■ INSTRUCTIONS TO FOLLOW: Wherever the string "title" appears in the entries below, return the line that holds it.

■ RECORDS SUPPLIED:
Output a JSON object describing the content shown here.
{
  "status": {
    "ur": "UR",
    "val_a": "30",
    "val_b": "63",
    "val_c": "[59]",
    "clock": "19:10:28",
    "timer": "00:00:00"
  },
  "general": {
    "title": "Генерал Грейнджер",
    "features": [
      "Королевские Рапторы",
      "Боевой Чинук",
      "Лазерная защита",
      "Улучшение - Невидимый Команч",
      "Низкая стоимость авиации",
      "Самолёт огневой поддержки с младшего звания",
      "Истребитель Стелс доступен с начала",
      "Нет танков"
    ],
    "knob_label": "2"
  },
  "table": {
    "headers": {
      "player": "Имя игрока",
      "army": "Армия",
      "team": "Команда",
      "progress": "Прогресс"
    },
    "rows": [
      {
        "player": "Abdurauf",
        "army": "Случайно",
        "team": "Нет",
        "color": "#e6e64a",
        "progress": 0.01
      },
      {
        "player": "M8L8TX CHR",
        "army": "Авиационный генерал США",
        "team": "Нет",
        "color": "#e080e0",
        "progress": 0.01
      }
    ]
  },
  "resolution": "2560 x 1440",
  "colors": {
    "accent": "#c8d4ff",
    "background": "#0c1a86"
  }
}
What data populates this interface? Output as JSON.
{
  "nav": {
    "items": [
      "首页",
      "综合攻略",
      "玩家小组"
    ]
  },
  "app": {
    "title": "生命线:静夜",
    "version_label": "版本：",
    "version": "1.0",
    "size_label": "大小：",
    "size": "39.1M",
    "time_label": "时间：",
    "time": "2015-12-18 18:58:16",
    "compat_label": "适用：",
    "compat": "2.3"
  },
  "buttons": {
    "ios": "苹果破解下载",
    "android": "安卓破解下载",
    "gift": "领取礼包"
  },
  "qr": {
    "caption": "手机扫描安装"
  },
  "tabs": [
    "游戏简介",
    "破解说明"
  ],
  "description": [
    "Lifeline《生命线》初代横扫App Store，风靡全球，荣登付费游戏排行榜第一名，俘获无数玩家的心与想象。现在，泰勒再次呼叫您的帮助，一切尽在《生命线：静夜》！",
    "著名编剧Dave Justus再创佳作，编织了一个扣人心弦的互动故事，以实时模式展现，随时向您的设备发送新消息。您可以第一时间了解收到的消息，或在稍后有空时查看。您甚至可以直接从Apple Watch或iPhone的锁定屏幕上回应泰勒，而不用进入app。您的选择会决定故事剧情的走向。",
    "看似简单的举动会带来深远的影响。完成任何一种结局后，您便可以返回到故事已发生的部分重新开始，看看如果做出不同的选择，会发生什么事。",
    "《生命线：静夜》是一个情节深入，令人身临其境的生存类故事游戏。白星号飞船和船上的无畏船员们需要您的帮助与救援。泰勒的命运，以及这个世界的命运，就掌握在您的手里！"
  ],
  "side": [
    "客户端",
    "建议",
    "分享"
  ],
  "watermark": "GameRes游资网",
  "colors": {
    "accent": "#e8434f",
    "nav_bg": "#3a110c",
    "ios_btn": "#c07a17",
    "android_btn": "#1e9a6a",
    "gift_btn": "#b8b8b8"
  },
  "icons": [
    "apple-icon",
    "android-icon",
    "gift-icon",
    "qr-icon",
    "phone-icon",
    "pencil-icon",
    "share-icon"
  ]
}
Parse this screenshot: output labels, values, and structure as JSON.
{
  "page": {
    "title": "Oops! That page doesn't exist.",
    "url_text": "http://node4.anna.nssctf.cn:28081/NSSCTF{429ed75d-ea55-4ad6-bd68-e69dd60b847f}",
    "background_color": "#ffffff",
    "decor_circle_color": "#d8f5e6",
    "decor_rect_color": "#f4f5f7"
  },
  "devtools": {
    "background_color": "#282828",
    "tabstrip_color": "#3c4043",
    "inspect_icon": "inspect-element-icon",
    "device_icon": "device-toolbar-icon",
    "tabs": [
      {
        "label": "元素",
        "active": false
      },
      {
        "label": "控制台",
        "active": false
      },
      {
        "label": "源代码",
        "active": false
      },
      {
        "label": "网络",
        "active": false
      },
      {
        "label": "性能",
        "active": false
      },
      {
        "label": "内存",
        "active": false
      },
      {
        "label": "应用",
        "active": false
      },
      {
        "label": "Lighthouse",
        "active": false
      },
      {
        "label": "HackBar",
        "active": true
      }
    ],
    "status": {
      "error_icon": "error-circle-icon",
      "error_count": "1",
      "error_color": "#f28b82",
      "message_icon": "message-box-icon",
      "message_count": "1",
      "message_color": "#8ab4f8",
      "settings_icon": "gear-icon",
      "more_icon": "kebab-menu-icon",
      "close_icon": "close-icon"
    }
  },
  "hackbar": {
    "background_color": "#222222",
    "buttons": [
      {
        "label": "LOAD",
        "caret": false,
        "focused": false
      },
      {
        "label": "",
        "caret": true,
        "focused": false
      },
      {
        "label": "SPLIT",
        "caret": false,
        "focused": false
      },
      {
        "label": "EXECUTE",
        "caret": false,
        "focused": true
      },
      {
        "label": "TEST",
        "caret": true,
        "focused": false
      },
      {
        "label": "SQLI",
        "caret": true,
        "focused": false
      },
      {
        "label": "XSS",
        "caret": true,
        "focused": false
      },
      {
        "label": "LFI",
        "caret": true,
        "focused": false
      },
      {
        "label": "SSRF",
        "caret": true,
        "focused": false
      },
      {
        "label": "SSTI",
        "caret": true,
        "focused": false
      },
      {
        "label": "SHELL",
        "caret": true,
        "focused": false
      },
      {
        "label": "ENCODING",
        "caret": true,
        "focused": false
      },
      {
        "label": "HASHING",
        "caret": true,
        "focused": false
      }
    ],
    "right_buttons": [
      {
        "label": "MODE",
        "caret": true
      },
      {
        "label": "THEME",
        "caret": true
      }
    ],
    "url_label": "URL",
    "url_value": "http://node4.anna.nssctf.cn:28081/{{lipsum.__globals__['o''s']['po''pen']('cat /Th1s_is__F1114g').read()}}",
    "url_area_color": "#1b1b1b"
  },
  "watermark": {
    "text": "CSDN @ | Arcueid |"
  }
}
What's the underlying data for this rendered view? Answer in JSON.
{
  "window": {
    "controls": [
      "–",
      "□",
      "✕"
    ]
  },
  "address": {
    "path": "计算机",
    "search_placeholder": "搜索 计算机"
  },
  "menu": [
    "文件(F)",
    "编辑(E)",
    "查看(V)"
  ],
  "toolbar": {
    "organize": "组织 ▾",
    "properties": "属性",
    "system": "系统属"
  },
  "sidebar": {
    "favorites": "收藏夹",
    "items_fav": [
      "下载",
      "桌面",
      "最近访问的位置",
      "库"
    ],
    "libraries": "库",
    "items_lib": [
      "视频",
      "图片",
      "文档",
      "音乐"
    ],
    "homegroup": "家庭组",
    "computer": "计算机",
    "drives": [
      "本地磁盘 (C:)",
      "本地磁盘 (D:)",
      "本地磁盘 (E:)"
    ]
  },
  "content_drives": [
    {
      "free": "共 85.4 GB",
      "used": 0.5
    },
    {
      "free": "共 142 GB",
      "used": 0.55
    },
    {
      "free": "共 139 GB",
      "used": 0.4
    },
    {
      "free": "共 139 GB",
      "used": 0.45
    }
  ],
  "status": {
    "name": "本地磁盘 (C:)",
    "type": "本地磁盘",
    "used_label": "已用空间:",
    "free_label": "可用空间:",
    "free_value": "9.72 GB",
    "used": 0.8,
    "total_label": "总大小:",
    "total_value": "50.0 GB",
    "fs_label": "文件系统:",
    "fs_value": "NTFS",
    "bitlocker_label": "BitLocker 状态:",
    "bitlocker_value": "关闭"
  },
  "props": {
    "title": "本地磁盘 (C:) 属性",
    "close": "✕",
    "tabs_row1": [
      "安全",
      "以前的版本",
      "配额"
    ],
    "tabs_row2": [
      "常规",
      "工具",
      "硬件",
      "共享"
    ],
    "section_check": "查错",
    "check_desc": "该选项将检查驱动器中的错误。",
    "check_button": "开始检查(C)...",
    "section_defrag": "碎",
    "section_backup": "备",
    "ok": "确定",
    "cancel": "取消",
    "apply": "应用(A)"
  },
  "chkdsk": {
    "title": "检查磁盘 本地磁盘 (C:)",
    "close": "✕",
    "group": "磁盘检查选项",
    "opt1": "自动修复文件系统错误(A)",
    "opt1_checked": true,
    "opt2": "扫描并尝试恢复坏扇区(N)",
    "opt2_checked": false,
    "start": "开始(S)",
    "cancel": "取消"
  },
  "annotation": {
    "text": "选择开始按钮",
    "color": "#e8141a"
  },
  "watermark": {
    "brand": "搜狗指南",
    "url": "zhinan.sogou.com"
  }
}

■ EXERCISE OUTPUT:
    "title": "Генерал Грейнджер",
    "title": "生命线:静夜",
    "title": "Oops! That page doesn't exist.",
    "title": "本地磁盘 (C:) 属性",
    "title": "检查磁盘 本地磁盘 (C:)",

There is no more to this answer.